UFT members showed up at five simultaneous contract rallies — one in each borough — on May 24 to turn up the pressure on the city and the Department of Education to agree to a fair contract that meets their demands by the end of the school year.
“It’s important that the city sees all of us and sees that we are united in our message that we need and deserve a fair contract now,” said Christina Rizzo, a pre-K teacher at PS 200 in Manhattan. “I would like the mayor to see that we care about our students, and we would like for the city to care about us.”
UFT members have been working under an expired contract since Sept. 13, 2022. The union has been negotiating with the city since October. The after-school rallies — the latest action in a year-long contract campaign — sought to give the talks the push they need to arrive at a settlement so changes can be implemented when the new school year begins in September.

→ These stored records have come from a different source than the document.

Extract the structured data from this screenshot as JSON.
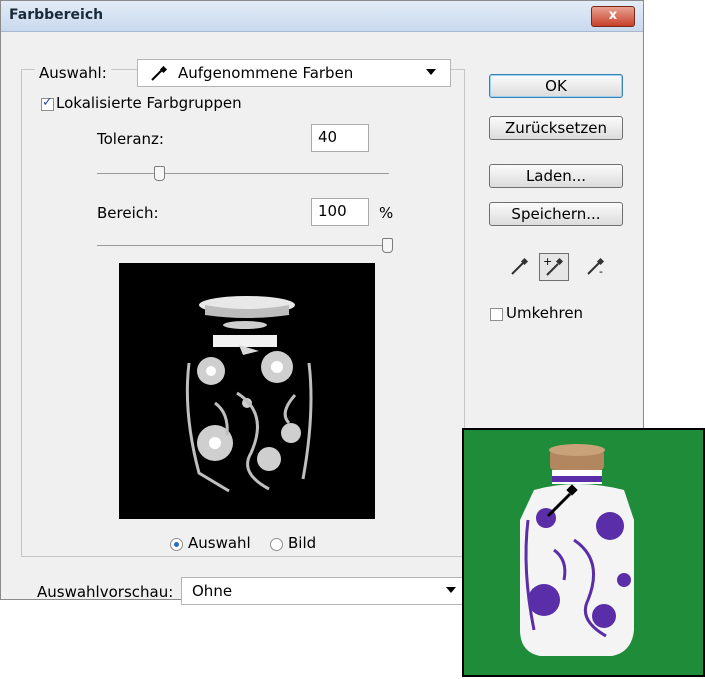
{
  "dialog": {
    "title": "Farbbereich",
    "close_label": "x"
  },
  "selection": {
    "label": "Auswahl:",
    "value": "Aufgenommene Farben"
  },
  "localized": {
    "label": "Lokalisierte Farbgruppen",
    "checked": true
  },
  "tolerance": {
    "label": "Toleranz:",
    "value": "40",
    "level": 40
  },
  "range": {
    "label": "Bereich:",
    "value": "100",
    "unit": "%",
    "level": 100
  },
  "view": {
    "option_selection": "Auswahl",
    "option_image": "Bild",
    "selected": "Auswahl"
  },
  "buttons": {
    "ok": "OK",
    "reset": "Zurücksetzen",
    "load": "Laden...",
    "save": "Speichern..."
  },
  "eyedroppers": [
    "eyedropper-icon",
    "eyedropper-plus-icon",
    "eyedropper-minus-icon"
  ],
  "invert": {
    "label": "Umkehren",
    "checked": false
  },
  "preview_mode": {
    "label": "Auswahlvorschau:",
    "value": "Ohne"
  },
  "colors": {
    "accent": "#2a6dc3",
    "inset_background": "#1f8c3a",
    "bottle_pattern": "#5a2ea8"
  }
}
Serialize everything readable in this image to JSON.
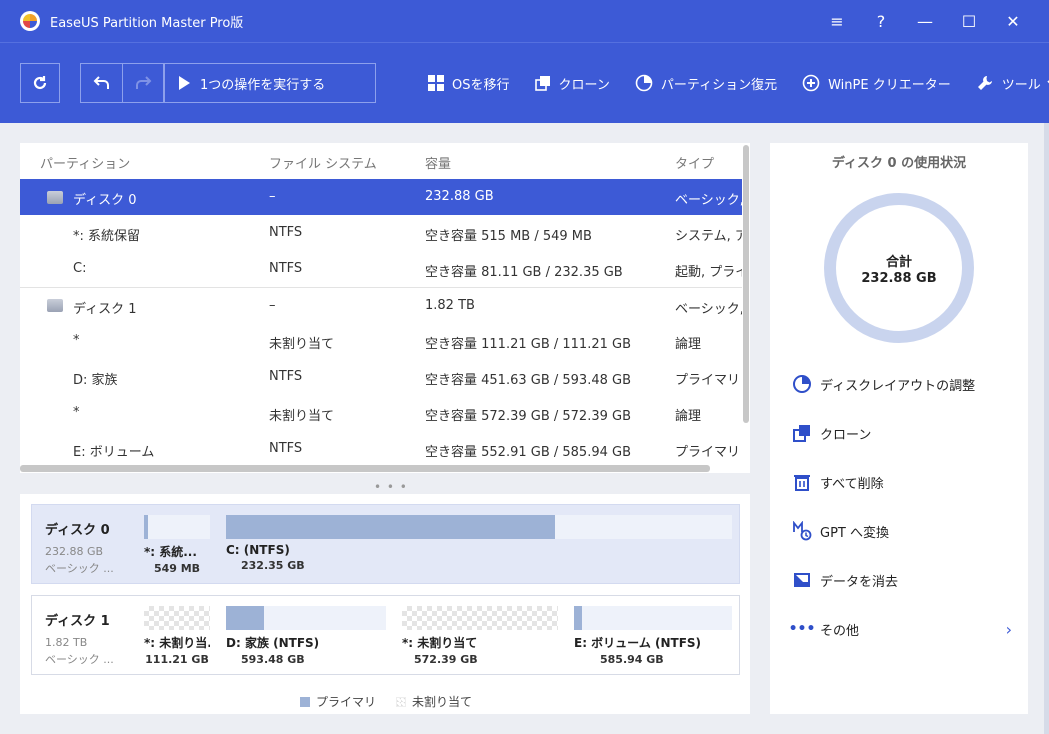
{
  "window": {
    "title": "EaseUS Partition Master Pro版",
    "controls": {
      "menu": "≡",
      "help": "?",
      "minimize": "—",
      "maximize": "☐",
      "close": "✕"
    }
  },
  "toolbar": {
    "execute_label": "1つの操作を実行する",
    "actions": [
      {
        "label": "OSを移行",
        "icon": "windows-icon"
      },
      {
        "label": "クローン",
        "icon": "clone-icon"
      },
      {
        "label": "パーティション復元",
        "icon": "pie-icon"
      },
      {
        "label": "WinPE クリエーター",
        "icon": "plus-circle-icon"
      },
      {
        "label": "ツール",
        "icon": "wrench-icon"
      }
    ]
  },
  "partition_list": {
    "columns": [
      "パーティション",
      "ファイル システム",
      "容量",
      "タイプ"
    ],
    "rows": [
      {
        "name": "ディスク 0",
        "fs": "–",
        "capacity": "232.88 GB",
        "type": "ベーシック, M",
        "is_disk": true,
        "selected": true
      },
      {
        "name": "*: 系統保留",
        "fs": "NTFS",
        "capacity": "空き容量 515 MB / 549 MB",
        "type": "システム, アク"
      },
      {
        "name": "C:",
        "fs": "NTFS",
        "capacity": "空き容量 81.11 GB / 232.35 GB",
        "type": "起動, プライ"
      },
      {
        "name": "ディスク 1",
        "fs": "–",
        "capacity": "1.82 TB",
        "type": "ベーシック, M",
        "is_disk": true
      },
      {
        "name": "*",
        "fs": "未割り当て",
        "capacity": "空き容量 111.21 GB / 111.21 GB",
        "type": "論理"
      },
      {
        "name": "D: 家族",
        "fs": "NTFS",
        "capacity": "空き容量 451.63 GB / 593.48 GB",
        "type": "プライマリ"
      },
      {
        "name": "*",
        "fs": "未割り当て",
        "capacity": "空き容量 572.39 GB / 572.39 GB",
        "type": "論理"
      },
      {
        "name": "E: ボリューム",
        "fs": "NTFS",
        "capacity": "空き容量 552.91 GB / 585.94 GB",
        "type": "プライマリ"
      }
    ]
  },
  "disk_map": {
    "disks": [
      {
        "name": "ディスク 0",
        "size": "232.88 GB",
        "type": "ベーシック ...",
        "partitions": [
          {
            "label": "*: 系統...",
            "size": "549 MB",
            "used_fraction": 0.06,
            "kind": "primary"
          },
          {
            "label": "C: (NTFS)",
            "size": "232.35 GB",
            "used_fraction": 0.65,
            "kind": "primary"
          }
        ]
      },
      {
        "name": "ディスク 1",
        "size": "1.82 TB",
        "type": "ベーシック ...",
        "partitions": [
          {
            "label": "*: 未割り当...",
            "size": "111.21 GB",
            "used_fraction": 0,
            "kind": "unallocated"
          },
          {
            "label": "D: 家族 (NTFS)",
            "size": "593.48 GB",
            "used_fraction": 0.24,
            "kind": "primary"
          },
          {
            "label": "*: 未割り当て",
            "size": "572.39 GB",
            "used_fraction": 0,
            "kind": "unallocated"
          },
          {
            "label": "E: ボリューム (NTFS)",
            "size": "585.94 GB",
            "used_fraction": 0.05,
            "kind": "primary"
          }
        ]
      }
    ],
    "legend": {
      "primary": "プライマリ",
      "unallocated": "未割り当て"
    }
  },
  "usage": {
    "title": "ディスク 0 の使用状況",
    "total_label": "合計",
    "total_value": "232.88 GB"
  },
  "operations": [
    {
      "label": "ディスクレイアウトの調整",
      "icon": "pie-icon"
    },
    {
      "label": "クローン",
      "icon": "clone-icon"
    },
    {
      "label": "すべて削除",
      "icon": "trash-icon"
    },
    {
      "label": "GPT へ変換",
      "icon": "convert-icon"
    },
    {
      "label": "データを消去",
      "icon": "eraser-icon"
    },
    {
      "label": "その他",
      "icon": "more-icon"
    }
  ],
  "colors": {
    "accent": "#3d5ad6",
    "primary_fill": "#9db2d6",
    "donut": "#c9d4ee"
  }
}
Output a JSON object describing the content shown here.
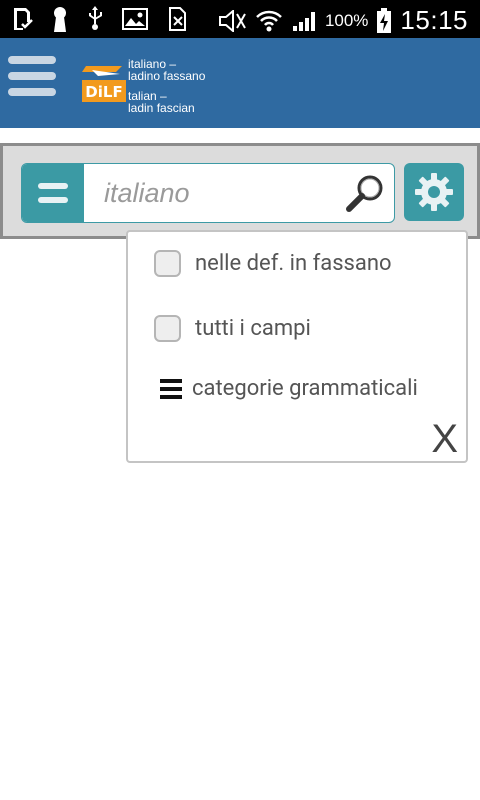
{
  "status_bar": {
    "battery_percent": "100%",
    "time": "15:15",
    "icons": [
      "download-done-icon",
      "keyhole-icon",
      "usb-icon",
      "image-icon",
      "no-sim-icon",
      "mute-icon",
      "wifi-icon",
      "signal-icon",
      "battery-charging-icon"
    ]
  },
  "header": {
    "logo_text": "DiLF",
    "brand_line1": "italiano –",
    "brand_line2": "ladino fassano",
    "brand_line3": "talian –",
    "brand_line4": "ladin fascian"
  },
  "search": {
    "placeholder": "italiano"
  },
  "options_popup": {
    "option1_label": "nelle def. in fassano",
    "option2_label": "tutti i campi",
    "option3_label": "categorie grammaticali",
    "close_label": "X"
  },
  "colors": {
    "header_bg": "#2f6aa1",
    "accent_teal": "#3b9aa4",
    "logo_orange": "#f29a1e"
  }
}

While UFT negotiators have been working at the bargaining table to maximize the financial pattern set by the District Council 37 contract in April, union members have been highlighting the need for working-condition changes, such as fewer DOE mandates, less paperwork, more teacher autonomy and fewer student assessments.
“We give an assessment, and then we give an assessment on the assessment, and then we give an assessment to check the assessment on the assessment,” UFT President Michael Mulgrew said to union members clad in blue T-shirts on the steps of Brooklyn Borough Hall. “Is that helping children? Who is that helping? I have no idea.”
Celeste Aguilar, a social worker at PS 94 and PS 676 in Brooklyn, said the contract changes educators are fighting for will allow them to focus more on what their students need.
“When we come together as a union, we show that we’re strong together and that we’re serious, because we work hard for our children,” she said. “We’re here for the kids. We want what’s best for them.”
Sal Delmonte, an English as a New Language teacher at PS/IS 226 in Brooklyn, spoke about the morale boost a fair contract would provide.
“If teachers feel respected and feel like they’re given what they deserve, their outlook and their way of working will be more joyful,” he said.
At the rally in Virginia Park, across from the Parkchester Station in the Bronx, UFT members held up signs and encouraged passing cars, trucks and buses at the busy traffic circle to honk in support. Some of the train operators on the 6 subway line also sounded their horns as they drove by on the elevated tracks.
Sandy Wong, the chapter leader at PS 30 in the Bronx, said she was speaking both on behalf of her fellow union members and as the parent of students attending New York City public schools.
“We need a fair contract so that we can continue supporting our students,” she said. To the mayor, Wong said, “Take care of us so we can take care of them.”
Jennifer Brancaccio, a 2nd-grade teacher and UFT delegate at the Michael J. Petrides School on Staten Island, said it felt empowering to gather on the South Beach boardwalk with other UFT members from the borough.
“It feels very different being in person and seeing people face to face instead of hearing things second or third hand on social media,” Brancaccio said. “You can really feel that people do care and they are concerned, and we are all in this together.”
Margaret Dalton-Diakite, a paraprofessional at PS 154 in Manhattan and the school’s para representative, remarked on the commitment of educators to their students as she joined the throng outside the Adam Clayton Powell Jr. State Office Building.
“Paraprofessionals are the first person students see and the last person they see at the end of the day,” she said. “Sometimes our kids are not picked up on time and we stay with our kids. We put all our heart into our students.”
At the rally in front of Queens Borough Hall, PS 85 teacher Leah Lin said teachers should have the freedom to spend their time on the things they know will benefit their students the most.
“We are so sick and tired of the DOE telling us what to test, what to assess,” she said. “Enough is enough. Let us teach.”
Fifth-grade teacher Cathy Fontanilles of PS 155 in Queens noted that educators didn’t skip a beat when schools suddenly went remote at the start of the pandemic.
“We were first responders during the pandemic, and we held the city together,” Fontanilles said. “We’re watching other unions receiving raises, and we deserve the same.”
Leigh Anderson, Hannah Brown, Anna Haynes, Mike LoVerde and Cara Matthews contributed to this story.